In its analysis, the Court pointed out that ten months before plaintiffs entered into the purchase agreement, a plat was recorded at the local register of deeds showing the property and stating that lot 2 contained 1.16 acres. Further, the Court stated that it was “disingenuous” for plaintiffs to assert that they did not know they were purchasing lot 2, as the only erroneous reference to lot 1 was in the MLS listing, but all site visits and conversations had been about lot 2 and “it was undisputed that plaintiffs knew the physical location of the property.” Based on these facts, the Court ruled that plaintiffs’ concealment claim failed because “defendants did not have a duty to disclose the acreage of the property because publicly recorded information is discoverable through ordinary diligence” and because plaintiffs had constructive knowledge of the accurate acreage though the recorded plat. Summary judgment on this claim was therefore affirmed.
After determining that the doctrine of merger applied to plaintiff’s breach of contract claim, the Court of Appeals also affirmed summary judgment on that allegation and the trial court’s judgment was affirmed.

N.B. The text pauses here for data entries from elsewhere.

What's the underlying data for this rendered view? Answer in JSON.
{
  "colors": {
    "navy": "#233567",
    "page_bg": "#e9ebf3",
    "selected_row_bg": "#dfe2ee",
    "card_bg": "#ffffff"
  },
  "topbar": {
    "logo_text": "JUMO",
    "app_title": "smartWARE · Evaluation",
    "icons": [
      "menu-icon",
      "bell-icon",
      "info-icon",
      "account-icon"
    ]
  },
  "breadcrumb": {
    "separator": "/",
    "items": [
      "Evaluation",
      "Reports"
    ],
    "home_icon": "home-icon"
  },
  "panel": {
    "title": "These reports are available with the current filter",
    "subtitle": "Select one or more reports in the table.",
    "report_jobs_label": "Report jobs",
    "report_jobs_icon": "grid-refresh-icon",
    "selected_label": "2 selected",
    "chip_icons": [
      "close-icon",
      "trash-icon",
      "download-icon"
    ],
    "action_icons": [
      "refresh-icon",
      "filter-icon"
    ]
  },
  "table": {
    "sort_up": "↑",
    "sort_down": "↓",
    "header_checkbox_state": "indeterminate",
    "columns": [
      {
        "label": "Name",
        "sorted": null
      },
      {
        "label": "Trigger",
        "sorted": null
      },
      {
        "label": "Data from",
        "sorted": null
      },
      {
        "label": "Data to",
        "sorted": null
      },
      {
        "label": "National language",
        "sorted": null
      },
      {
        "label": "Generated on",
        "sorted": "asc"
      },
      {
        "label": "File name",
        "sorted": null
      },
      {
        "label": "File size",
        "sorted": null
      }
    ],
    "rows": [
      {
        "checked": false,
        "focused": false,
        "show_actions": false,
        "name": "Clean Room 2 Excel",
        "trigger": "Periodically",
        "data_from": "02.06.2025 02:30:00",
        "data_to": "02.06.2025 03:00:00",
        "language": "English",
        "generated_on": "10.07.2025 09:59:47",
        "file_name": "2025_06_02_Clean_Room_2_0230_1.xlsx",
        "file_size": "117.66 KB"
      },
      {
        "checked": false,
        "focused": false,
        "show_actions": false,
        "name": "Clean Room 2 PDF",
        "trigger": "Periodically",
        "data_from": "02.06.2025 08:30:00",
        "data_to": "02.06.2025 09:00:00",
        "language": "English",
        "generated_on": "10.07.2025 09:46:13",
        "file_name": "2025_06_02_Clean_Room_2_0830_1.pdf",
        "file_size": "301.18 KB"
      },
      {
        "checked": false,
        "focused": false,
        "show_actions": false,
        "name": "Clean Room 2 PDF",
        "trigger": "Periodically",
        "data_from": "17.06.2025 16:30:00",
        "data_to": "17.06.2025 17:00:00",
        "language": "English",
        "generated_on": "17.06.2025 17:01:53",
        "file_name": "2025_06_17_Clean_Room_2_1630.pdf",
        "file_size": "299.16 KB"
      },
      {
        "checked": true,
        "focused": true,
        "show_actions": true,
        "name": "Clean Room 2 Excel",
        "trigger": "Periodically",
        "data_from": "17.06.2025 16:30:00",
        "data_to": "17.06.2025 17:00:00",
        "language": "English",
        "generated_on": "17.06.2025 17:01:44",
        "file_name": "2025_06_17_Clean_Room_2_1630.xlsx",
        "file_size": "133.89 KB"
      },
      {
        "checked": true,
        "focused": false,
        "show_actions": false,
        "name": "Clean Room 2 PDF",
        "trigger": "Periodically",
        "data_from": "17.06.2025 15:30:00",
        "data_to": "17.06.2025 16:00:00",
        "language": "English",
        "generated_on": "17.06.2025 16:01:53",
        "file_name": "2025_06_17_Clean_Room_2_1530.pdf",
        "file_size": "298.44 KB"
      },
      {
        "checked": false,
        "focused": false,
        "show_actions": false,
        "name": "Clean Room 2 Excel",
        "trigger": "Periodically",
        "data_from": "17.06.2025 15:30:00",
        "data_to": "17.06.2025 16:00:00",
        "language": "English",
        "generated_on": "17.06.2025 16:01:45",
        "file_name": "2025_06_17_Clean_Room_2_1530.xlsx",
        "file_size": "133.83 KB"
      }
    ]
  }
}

This case illustrates that justifiable reliance is an important element in a misrepresentation case. When evaluating a misrepresentation or concealment case, it is important to consider what information was publicly available regarding the alleged misstatement.
NOTE: this opinion was released a little over three months after oral argument.